Mobile recharge scam: recharge shops can ask for Rp 10.000 extra if the sim card was bought in the other Indonesian islands

Contact
Free Wi-Fi for customers has become very widespread in cafes, restaurants, hotels in Kuta – look for the signs.

You can easily buy a prepaid mobile SIM card at a local sundry shop for about Rp 25,000, which will come in handy when making hotel reservations or booking tours. They are also available at Circle-K and other convenience chains, but will cost more for the same deal. Get the seller to activate the SIM card for you unless you understand instructions in Bahasa Indonesia fairly well. There should be no need to top up the card, as text messaging and short local calls will cost you next to nothing. If required, top up plans are competitive and sold at the same type of outlets. The same places sell prepaid data packages if you want Internet on your phone, tablet or laptop, when you are not near a free Wi-Fi hotspot. The speed is generally good around the larger towns and it is fairly easy to set up.

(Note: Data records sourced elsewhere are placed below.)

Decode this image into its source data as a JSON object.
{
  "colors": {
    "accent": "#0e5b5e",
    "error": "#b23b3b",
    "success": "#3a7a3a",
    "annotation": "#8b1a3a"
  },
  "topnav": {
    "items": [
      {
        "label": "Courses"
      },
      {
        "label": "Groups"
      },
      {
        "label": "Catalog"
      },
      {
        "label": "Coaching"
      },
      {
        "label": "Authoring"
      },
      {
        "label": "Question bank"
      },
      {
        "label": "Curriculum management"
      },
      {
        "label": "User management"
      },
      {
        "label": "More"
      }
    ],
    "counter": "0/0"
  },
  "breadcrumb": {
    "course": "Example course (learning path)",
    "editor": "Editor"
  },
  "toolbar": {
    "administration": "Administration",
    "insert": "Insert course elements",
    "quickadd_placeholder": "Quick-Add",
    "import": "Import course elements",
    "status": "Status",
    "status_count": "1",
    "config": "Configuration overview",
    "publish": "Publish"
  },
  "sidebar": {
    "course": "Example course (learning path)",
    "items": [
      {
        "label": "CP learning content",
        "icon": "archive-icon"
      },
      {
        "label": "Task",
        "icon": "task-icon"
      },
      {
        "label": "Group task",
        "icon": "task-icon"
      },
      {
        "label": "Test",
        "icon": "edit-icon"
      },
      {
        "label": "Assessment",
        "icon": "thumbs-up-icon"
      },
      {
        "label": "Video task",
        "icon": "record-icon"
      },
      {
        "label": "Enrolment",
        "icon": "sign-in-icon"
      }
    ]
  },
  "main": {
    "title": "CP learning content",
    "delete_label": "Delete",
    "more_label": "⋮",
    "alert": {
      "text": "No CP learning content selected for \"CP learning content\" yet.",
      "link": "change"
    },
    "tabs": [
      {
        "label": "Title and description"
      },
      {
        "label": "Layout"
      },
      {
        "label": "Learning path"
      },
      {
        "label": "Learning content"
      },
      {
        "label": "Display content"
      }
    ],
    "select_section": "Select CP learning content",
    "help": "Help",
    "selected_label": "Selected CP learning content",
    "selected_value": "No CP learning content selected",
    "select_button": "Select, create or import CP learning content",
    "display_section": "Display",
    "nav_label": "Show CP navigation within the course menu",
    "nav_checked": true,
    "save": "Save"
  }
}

There is a post office in a small lane off Poppies I which is also home to several ‘wartels’ (phone shops) which provide public IDD and fax facilities.

Go next
Kuta is a major transport hub and is well connected to the rest of island via a bemo and shuttle bus network. Check the myriad of advertising boards on Poppies I, Poppies II and Jalan Legian for details.
Legian and Seminyak are both within walking distance from Kuta.
A car journey to the cultural heart of Bali in Ubud will take about 45 min. If you want to explore other parts of Bali, it’s cheaper to move for few days to Ubud and rent a motorbike, driver or buy cheaper trips from there than you can find in Kuta. Perama offers cheap buses to Ubud few times a day.
The Gili Islands can be reached in two and a half hours. 1 hr by car then 1.5 hr by fast boat from Padang Bai.
Tanah Lot can be reached in 45 minutes by taxi for as low as Rp 100,000 if you’re good at haggling. Be mindful however, once at Tanah Lot there are few options of transportation to anywhere else. You may have to pay full price for a taxi or motorbike to your next destination.

About Bali History :
About Bali Part 1
About Bali Part 2 : Kecak
About Bali Part 3 : Art
About Bali Part 4 : Tanah Lot Temple
About Bali Week 1 : Ubud Monkey Forest
About Bali Week 2 : History and Culture
About Bali November Series : Sanur
About Bali November Series : Galungan
About Bali November Series – Denpasar

Thats all for this week.
See You next week.

BREAKING NEWS | HEADLINE NEWS | NEWS | DAILY NEWS | WEEKLY NEWS

WORLD NEWS | INDONESIA NEWS | BALI NEWS